* _Aim of the exercise_: A complete answer lists every line of the entries below where the string "title" appears.

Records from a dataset
════

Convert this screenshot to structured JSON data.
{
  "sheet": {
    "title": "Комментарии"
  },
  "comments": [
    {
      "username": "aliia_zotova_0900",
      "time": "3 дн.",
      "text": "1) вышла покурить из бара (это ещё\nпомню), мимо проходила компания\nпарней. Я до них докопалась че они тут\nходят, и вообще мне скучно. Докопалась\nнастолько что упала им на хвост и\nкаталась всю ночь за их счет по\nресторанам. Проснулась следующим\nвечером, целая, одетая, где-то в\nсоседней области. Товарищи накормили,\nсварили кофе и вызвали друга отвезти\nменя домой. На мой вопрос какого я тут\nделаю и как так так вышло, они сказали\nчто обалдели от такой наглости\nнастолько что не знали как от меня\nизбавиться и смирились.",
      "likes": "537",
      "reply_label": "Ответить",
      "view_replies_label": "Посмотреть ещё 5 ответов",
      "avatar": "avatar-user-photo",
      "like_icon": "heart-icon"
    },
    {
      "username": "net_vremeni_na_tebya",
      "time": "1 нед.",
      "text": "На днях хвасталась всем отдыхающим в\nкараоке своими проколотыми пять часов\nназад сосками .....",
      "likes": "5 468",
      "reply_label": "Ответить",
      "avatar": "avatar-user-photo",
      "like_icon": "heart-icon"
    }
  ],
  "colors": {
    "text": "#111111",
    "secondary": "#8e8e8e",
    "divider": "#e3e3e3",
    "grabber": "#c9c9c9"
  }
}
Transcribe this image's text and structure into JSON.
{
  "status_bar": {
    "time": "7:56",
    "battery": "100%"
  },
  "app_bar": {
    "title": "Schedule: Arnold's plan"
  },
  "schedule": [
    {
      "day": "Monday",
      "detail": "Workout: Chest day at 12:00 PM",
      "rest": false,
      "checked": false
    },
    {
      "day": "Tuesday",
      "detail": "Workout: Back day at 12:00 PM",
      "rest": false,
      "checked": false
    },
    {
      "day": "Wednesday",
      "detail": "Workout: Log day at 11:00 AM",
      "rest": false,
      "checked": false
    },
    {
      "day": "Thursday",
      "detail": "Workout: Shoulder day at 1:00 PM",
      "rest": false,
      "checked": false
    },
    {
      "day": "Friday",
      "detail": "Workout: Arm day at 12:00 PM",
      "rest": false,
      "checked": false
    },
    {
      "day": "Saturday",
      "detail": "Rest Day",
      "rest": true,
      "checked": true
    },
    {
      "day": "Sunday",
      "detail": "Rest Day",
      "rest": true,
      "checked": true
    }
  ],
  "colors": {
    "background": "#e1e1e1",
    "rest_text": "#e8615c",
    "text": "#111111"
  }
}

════

* _Finished exercise_:
    "title": "Комментарии"
    "title": "Schedule: Arnold's plan"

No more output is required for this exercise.